I had no idea that former Paris Review editor and sports journalist, George Plimpton, was the spokesperson for Intellivision back in the early 80s. I can’t help but read some irony into his endorsement of Intellivision’s “most exciting visual effect”…
Anyway, Random House published an oral biography of Plimpton last month that was recently featured in the NY Times Book Review. It seems the editors of the book gathered 200 of Plimpton’s friends, acquaintances and associates to recount stories and impressions of George.
There have been several welcomed additions to Berlin’s retail offerings in the past couple of weeks. One is the Image Mouvement video art space and DVD shop on Oranienbergerstrasse; another is the international magazine boutique Do You Read Me? Their website features highlights from current issues of some of the magazines they stock (and employs a familiar blog template).
Always a fall highlight for me, the New York Art Book Fair opens tonight and runs through the weekend. Looks like both the fair and the conference will feature a solid roster of participants. Sad to miss this.
A new addition to the Historical Fiction Press catalogue. Eriko Miyagawa’s casting photos from the Kite Runner, a film she worked on over a year ago. The photos feature faces of ethnic minorities from the Western Chinese province of Xinjiang. When we saw the photos, we were amazed by the diversity of ethnicities, ages and expressions.
Saddened to read that David Foster Wallace was found dead on Friday, an apparent suicide. I first encountered his writing during my freshman year at Kenyon and immediately became a dedicated fan. I recall reading his collection of short stories, The Girl With Curious Hair, a minimum of three times that year. It was my first in encounter with a writer who spoke in terms both erudite and accessible, humorous and heartbreaking. Ten years later, Wallace came to Kenyon to deliver a commencement address to the graduating class. A quote from that speech:
Probably the most dangerous thing about an academic education—least in my own case—is that it enables my tendency to over-intellectualize stuff, to get lost in abstract argument inside my head, instead of simply paying attention to what is going on right in front of me, paying attention to what is going on inside me. … I have come gradually to understand that the liberal arts cliché about teaching you how to think is actually shorthand for a much deeper, more serious idea: learning how to think really means learning how to exercise some control over how and what you think.
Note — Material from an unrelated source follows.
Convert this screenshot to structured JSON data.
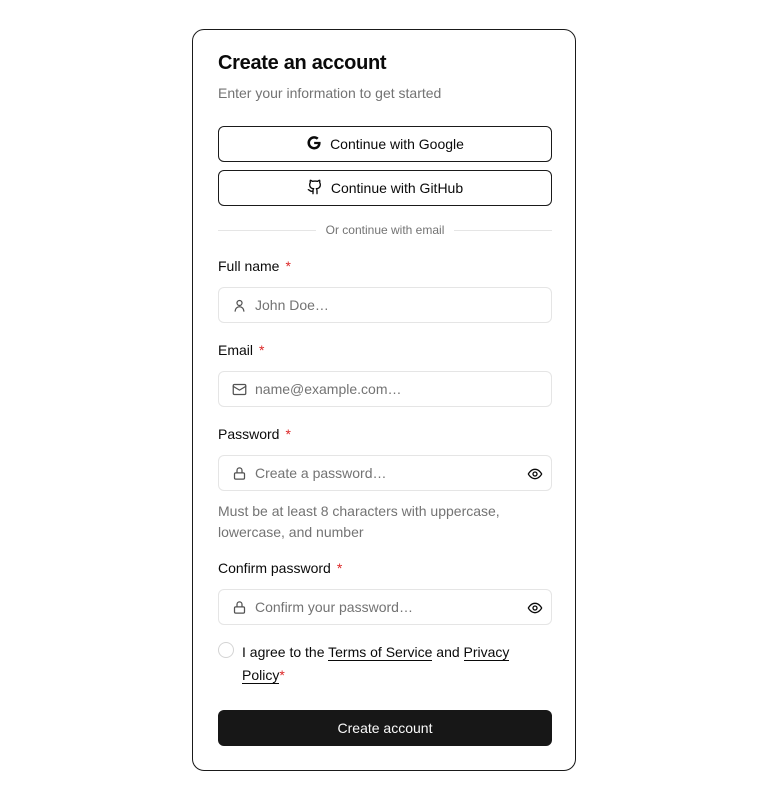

It means being conscious and aware enough to choose what you pay attention to and to choose how you construct meaning from experience. Because if you cannot exercise this kind of choice in adult life, you will be totally hosed. Think of the old cliché about quote the mind being an excellent servant but a terrible master.
This, like many clichés, so lame and unexciting on the surface, actually expresses a great and terrible truth. It is not the least bit coincidental that adults who commit suicide with firearms almost always shoot themselves in: the head. They shoot the terrible master. And the truth is that most of these suicides are actually dead long before they pull the trigger.
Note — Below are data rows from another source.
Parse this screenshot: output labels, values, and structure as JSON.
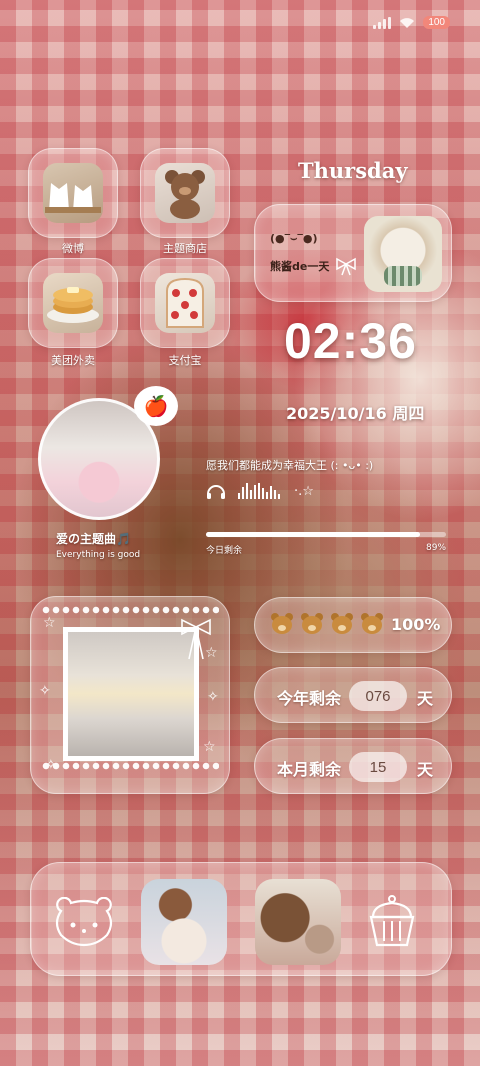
{
  "status": {
    "battery": "100"
  },
  "apps": [
    {
      "label": "微博",
      "icon": "cat-bread-icon"
    },
    {
      "label": "主题商店",
      "icon": "teddy-bear-icon"
    },
    {
      "label": "美团外卖",
      "icon": "pancake-icon"
    },
    {
      "label": "支付宝",
      "icon": "strawberry-toast-icon"
    }
  ],
  "widget_day": {
    "weekday": "Thursday",
    "kaomoji": "(●‾⌣‾●)",
    "name": "熊酱de一天"
  },
  "clock": {
    "time": "02:36",
    "date": "2025/10/16  周四"
  },
  "music": {
    "title": "爱の主题曲🎵",
    "subtitle": "Everything is good",
    "wish": "愿我们都能成为幸福大王 (: •ᴗ• :)",
    "deco": "·.☆"
  },
  "progress": {
    "label": "今日剩余",
    "percent_text": "89%",
    "fraction": 0.89
  },
  "counters": {
    "bears_pct": "100%",
    "year_label": "今年剩余",
    "year_value": "076",
    "year_unit": "天",
    "month_label": "本月剩余",
    "month_value": "15",
    "month_unit": "天"
  },
  "colors": {
    "battery": "#f2877a",
    "accent_red": "#d2232a"
  }
}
And I submit that this is what the real, no bullshit value of your liberal arts education is supposed to be about: how to keep from going through your comfortable, prosperous, respectable adult life dead, unconscious, a slave to your head and to your natural default setting of being uniquely, completely, imperially alone day in and day out.
One can only assume that it was this tendency to over-intellectualize that led Wallace to end his life. Readers of his work will know that the struggle of daily life, the real, post-ironic business of how to feel worthy and maybe even proud of oneself, has always been present in Wallace’s fiction. In the last section of Girl With Curious Hair, he writes: “To be a subject is to be Alone. Trapped. Kept from yourself. … You can kiss anyone’s spine but your own.” That story ends with three words that Wallace must desperately have wanted to hear: you are loved.
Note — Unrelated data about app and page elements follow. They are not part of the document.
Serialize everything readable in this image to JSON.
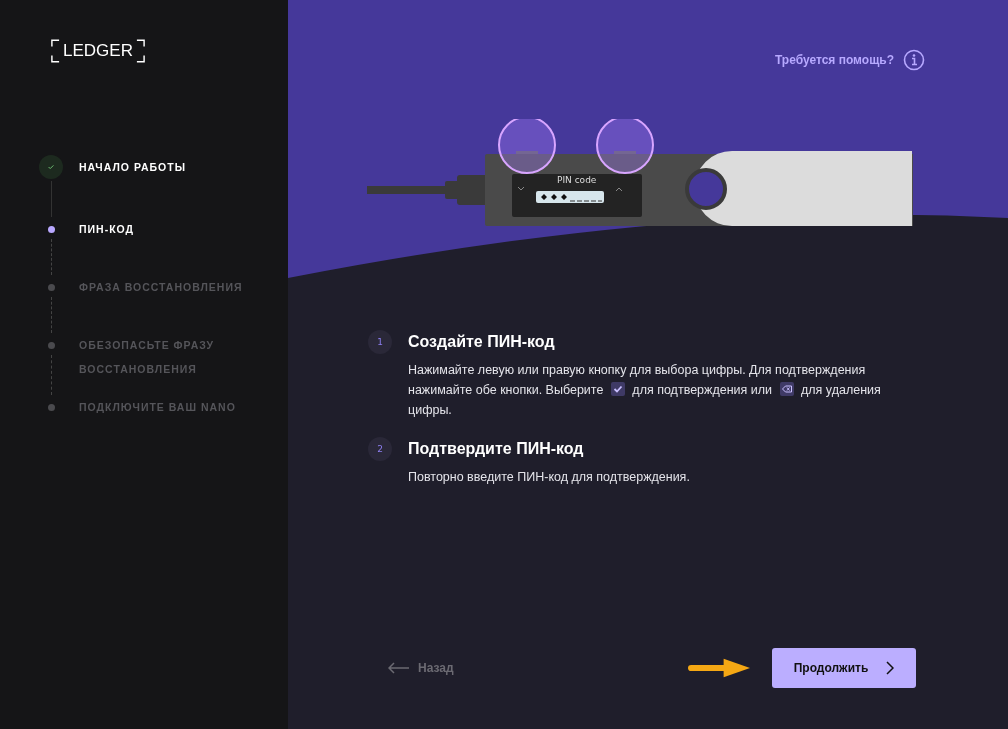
{
  "logo": {
    "text": "LEDGER"
  },
  "steps": [
    {
      "label": "НАЧАЛО РАБОТЫ",
      "completed": true,
      "selected": false
    },
    {
      "label": "ПИН-КОД",
      "completed": false,
      "selected": true
    },
    {
      "label": "ФРАЗА ВОССТАНОВЛЕНИЯ",
      "completed": false,
      "selected": false
    },
    {
      "label": "ОБЕЗОПАСЬТЕ ФРАЗУ ВОССТАНОВЛЕНИЯ",
      "completed": false,
      "selected": false
    },
    {
      "label": "ПОДКЛЮЧИТЕ ВАШ NANO",
      "completed": false,
      "selected": false
    }
  ],
  "help_link": "Требуется помощь?",
  "device": {
    "screen_title": "PIN code"
  },
  "instructions": [
    {
      "number": "1",
      "title": "Создайте ПИН-код",
      "parts": [
        {
          "kind": "text",
          "text": "Нажимайте левую или правую кнопку для выбора цифры. Для подтверждения нажимайте обе кнопки. Выберите "
        },
        {
          "kind": "check"
        },
        {
          "kind": "text",
          "text": " для подтверждения или "
        },
        {
          "kind": "erase"
        },
        {
          "kind": "text",
          "text": " для удаления цифры."
        }
      ]
    },
    {
      "number": "2",
      "title": "Подтвердите ПИН-код",
      "parts": [
        {
          "kind": "text",
          "text": "Повторно введите ПИН-код для подтверждения."
        }
      ]
    }
  ],
  "back_button": "Назад",
  "continue_button": "Продолжить"
}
Princeton Architectural Press has just released a monograph of work by British designer Daniel Eatock. Looking forward to this one – I’ve long been a fan of Eatock’s quirky-conceptual approach to design. In addition, each copy of the first edition of Imprint has been inked by Eatock with his own thumbprint.
Justin Guariglia’s new book, Planet Shanghai, follows the topological archive format that has become quite popular with attempts to address visual culture in Asia. He offers dozens of images of bike visors, nylon socks, outdoor pajamas, street vendors, food stalls, owners with their dogs, rubble and high rises. His eye for composition and uniform presentation pull it all together nicely. Lots of images at his site.
I’m happy to hear that Christoph Keller‘s KIOSK project, a traveling exhibition of nearly 6,000 publications by about 400 independent publishers, will soon have a permanent home in Berlin! Christoph has been developing and exhibiting the archive internationally for 8 years, but the increasing cost and logistic difficulty of moving around 2.5 tons of books led to the decision to find them a proper home. The Staatliche Museen zu Berlin one of Germany’s leading art book archives has agreed to take on the KIOSK project as a special collection. They will continue to develop the collection until 2010. Following 2010, the archive will stand as a record of global independent publishing from the first decade of the 21st century. I’m happy that Historical Fiction Press and our Dead Animals book will be part of it!